* **Your assignment**:
Each record beneath this line is to be copied exactly.

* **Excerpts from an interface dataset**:
------------------------------------------------------------------------

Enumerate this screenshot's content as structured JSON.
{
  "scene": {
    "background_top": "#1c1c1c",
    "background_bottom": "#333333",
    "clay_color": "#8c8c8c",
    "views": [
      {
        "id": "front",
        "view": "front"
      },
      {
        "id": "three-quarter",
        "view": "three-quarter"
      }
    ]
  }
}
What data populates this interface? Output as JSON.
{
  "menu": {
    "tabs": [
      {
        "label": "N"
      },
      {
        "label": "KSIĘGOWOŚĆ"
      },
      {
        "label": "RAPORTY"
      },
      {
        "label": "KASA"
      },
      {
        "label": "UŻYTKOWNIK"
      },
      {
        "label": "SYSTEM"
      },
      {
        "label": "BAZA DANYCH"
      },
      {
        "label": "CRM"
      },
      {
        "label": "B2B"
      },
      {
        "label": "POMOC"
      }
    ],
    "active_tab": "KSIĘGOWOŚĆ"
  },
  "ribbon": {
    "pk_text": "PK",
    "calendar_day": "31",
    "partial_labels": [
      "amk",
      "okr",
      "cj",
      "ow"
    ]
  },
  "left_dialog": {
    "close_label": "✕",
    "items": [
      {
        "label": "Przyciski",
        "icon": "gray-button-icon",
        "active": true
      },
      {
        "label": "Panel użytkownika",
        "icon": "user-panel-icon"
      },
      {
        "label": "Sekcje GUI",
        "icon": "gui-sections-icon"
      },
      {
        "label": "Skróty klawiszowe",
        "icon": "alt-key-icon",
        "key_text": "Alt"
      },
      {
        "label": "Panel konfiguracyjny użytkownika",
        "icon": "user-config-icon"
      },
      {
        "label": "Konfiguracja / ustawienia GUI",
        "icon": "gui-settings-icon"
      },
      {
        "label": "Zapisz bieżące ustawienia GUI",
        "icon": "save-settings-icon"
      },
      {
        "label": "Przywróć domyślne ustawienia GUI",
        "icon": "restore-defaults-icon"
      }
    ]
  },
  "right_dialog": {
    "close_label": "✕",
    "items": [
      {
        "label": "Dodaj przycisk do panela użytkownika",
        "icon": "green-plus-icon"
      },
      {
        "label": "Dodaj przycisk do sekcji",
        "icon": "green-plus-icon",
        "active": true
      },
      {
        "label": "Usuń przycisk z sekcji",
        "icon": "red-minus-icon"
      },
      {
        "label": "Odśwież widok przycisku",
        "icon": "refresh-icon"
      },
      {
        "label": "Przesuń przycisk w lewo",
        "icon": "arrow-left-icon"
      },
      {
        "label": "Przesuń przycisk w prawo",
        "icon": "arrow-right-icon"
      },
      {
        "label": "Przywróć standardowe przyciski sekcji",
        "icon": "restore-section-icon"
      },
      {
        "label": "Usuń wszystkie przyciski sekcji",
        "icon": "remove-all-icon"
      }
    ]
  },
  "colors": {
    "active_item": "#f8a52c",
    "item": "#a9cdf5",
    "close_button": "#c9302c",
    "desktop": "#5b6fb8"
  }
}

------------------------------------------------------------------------

* **Written response**:
Enumerate this screenshot's content as structured JSON.
{
  "scene": {
    "background_top": "#1c1c1c",
    "background_bottom": "#333333",
    "clay_color": "#8c8c8c",
    "views": [
      {
        "id": "front",
        "view": "front"
      },
      {
        "id": "three-quarter",
        "view": "three-quarter"
      }
    ]
  }
}
What data populates this interface? Output as JSON.
{
  "menu": {
    "tabs": [
      {
        "label": "N"
      },
      {
        "label": "KSIĘGOWOŚĆ"
      },
      {
        "label": "RAPORTY"
      },
      {
        "label": "KASA"
      },
      {
        "label": "UŻYTKOWNIK"
      },
      {
        "label": "SYSTEM"
      },
      {
        "label": "BAZA DANYCH"
      },
      {
        "label": "CRM"
      },
      {
        "label": "B2B"
      },
      {
        "label": "POMOC"
      }
    ],
    "active_tab": "KSIĘGOWOŚĆ"
  },
  "ribbon": {
    "pk_text": "PK",
    "calendar_day": "31",
    "partial_labels": [
      "amk",
      "okr",
      "cj",
      "ow"
    ]
  },
  "left_dialog": {
    "close_label": "✕",
    "items": [
      {
        "label": "Przyciski",
        "icon": "gray-button-icon",
        "active": true
      },
      {
        "label": "Panel użytkownika",
        "icon": "user-panel-icon"
      },
      {
        "label": "Sekcje GUI",
        "icon": "gui-sections-icon"
      },
      {
        "label": "Skróty klawiszowe",
        "icon": "alt-key-icon",
        "key_text": "Alt"
      },
      {
        "label": "Panel konfiguracyjny użytkownika",
        "icon": "user-config-icon"
      },
      {
        "label": "Konfiguracja / ustawienia GUI",
        "icon": "gui-settings-icon"
      },
      {
        "label": "Zapisz bieżące ustawienia GUI",
        "icon": "save-settings-icon"
      },
      {
        "label": "Przywróć domyślne ustawienia GUI",
        "icon": "restore-defaults-icon"
      }
    ]
  },
  "right_dialog": {
    "close_label": "✕",
    "items": [
      {
        "label": "Dodaj przycisk do panela użytkownika",
        "icon": "green-plus-icon"
      },
      {
        "label": "Dodaj przycisk do sekcji",
        "icon": "green-plus-icon",
        "active": true
      },
      {
        "label": "Usuń przycisk z sekcji",
        "icon": "red-minus-icon"
      },
      {
        "label": "Odśwież widok przycisku",
        "icon": "refresh-icon"
      },
      {
        "label": "Przesuń przycisk w lewo",
        "icon": "arrow-left-icon"
      },
      {
        "label": "Przesuń przycisk w prawo",
        "icon": "arrow-right-icon"
      },
      {
        "label": "Przywróć standardowe przyciski sekcji",
        "icon": "restore-section-icon"
      },
      {
        "label": "Usuń wszystkie przyciski sekcji",
        "icon": "remove-all-icon"
      }
    ]
  },
  "colors": {
    "active_item": "#f8a52c",
    "item": "#a9cdf5",
    "close_button": "#c9302c",
    "desktop": "#5b6fb8"
  }
}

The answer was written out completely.